Kira Yakubov 53:06
And I think that's why we really vibe and always did is we really enjoyed that nature aspect. And I remember we went camping together.
Daniela Galdi 53:13
I have to hear about this. Oh my god.
Kira Yakubov 53:16
Yeah, there's nature. Nevermind, I won't share that story.
Daniela Galdi 53:23
Alright we can keep that private.
Joslyn Justi 53:23
I know what she's talking about.
Daniela Galdi 53:27
Alright, we'll just leave that at it's a time when you go camping with these two.
Joslyn Justi 53:32
Always good times.
Daniela Galdi 53:34
Well, this has been an awesome time. And so Jocelyn, just share with everybody how they can keep in touch with you.
Joslyn Justi 53:41
Sure, so I am my email address is Joslyn - Joslyn@healyourrootswellness.com. You can also find me on Psychology Today. And Kira is awesome at getting people set up and she's very, very fast and is just such so good at getting people matched up, you know, and she knows my style, and she'll match me up with someone and it's great. You know, she has been so helpful through this process. So, yes, if anyone needs to PsychToday and Heal Your Roots Wellness website, you can find me and my bio on there.
Kira Yakubov 54:21
Awesome. Thanks, Joslyn. You are a phenomenal person and therapist and human being thank you so much for being on today. And I'm really looking forward to some more episodes with you we can dive into some other things.
Joslyn Justi 54:34
Oh, absolutely.

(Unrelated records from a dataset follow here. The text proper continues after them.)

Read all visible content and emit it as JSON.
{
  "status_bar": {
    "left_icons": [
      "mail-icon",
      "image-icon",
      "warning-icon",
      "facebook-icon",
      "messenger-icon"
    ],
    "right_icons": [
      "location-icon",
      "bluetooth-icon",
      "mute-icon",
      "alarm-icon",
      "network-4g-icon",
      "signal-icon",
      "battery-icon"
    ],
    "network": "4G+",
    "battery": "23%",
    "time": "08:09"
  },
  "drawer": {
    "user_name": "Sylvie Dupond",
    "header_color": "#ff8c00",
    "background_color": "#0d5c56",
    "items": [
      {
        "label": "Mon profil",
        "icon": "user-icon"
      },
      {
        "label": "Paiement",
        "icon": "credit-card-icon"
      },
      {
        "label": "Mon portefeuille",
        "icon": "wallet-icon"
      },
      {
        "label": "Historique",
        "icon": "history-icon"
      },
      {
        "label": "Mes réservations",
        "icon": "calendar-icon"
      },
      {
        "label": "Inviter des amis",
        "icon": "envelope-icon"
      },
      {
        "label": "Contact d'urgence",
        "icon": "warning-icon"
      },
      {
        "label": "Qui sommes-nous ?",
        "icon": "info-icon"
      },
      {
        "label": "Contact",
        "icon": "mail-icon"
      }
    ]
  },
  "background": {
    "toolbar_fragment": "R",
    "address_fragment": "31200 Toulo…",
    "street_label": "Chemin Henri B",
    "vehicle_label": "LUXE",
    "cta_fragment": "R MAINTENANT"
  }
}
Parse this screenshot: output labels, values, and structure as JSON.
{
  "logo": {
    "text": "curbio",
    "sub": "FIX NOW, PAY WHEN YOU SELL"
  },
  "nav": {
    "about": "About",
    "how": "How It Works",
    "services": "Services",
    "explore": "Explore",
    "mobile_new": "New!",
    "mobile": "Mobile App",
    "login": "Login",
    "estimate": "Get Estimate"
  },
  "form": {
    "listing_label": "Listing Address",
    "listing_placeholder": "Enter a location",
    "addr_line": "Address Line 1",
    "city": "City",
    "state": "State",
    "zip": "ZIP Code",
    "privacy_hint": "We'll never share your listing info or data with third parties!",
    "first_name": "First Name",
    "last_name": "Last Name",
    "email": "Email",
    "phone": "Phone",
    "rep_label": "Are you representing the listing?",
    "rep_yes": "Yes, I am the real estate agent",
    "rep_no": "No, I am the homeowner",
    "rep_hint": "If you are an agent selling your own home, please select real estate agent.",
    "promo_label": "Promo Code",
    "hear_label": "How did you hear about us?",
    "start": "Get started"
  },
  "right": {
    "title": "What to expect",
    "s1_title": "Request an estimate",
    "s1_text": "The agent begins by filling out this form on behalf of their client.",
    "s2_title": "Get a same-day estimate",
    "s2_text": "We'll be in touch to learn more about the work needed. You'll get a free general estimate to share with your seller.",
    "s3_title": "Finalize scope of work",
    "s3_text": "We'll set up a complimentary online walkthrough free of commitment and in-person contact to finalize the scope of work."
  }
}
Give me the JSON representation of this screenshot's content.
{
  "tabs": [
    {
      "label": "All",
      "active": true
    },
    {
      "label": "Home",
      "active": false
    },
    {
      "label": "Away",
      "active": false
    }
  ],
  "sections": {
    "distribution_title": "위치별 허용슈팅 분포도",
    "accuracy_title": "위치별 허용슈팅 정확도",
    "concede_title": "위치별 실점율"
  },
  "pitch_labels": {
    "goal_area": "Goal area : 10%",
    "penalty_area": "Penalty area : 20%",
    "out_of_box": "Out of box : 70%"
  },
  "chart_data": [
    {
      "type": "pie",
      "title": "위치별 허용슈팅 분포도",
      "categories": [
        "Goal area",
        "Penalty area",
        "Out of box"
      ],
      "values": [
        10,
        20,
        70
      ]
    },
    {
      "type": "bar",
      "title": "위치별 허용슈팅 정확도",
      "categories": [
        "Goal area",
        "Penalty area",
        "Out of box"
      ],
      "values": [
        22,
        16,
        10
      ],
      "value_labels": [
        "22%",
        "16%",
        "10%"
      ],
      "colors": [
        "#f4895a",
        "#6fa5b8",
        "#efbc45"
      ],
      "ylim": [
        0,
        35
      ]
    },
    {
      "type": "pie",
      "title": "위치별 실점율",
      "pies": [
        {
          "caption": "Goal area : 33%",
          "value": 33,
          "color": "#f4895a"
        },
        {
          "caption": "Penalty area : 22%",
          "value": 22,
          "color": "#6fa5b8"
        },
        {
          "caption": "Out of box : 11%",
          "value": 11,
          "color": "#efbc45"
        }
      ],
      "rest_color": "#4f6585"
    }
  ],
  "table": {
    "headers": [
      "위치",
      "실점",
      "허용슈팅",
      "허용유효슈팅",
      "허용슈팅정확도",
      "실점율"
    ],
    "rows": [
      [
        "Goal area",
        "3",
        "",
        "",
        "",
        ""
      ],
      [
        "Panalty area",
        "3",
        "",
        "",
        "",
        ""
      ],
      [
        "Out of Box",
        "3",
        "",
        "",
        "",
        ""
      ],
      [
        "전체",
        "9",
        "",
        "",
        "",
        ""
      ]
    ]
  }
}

Absolutely, Kira. Thank you. It was a privilege to be here today. I really appreciate it and I can't wait to have more conversations
Kira Yakubov 54:42
I'm making a little heart on the other end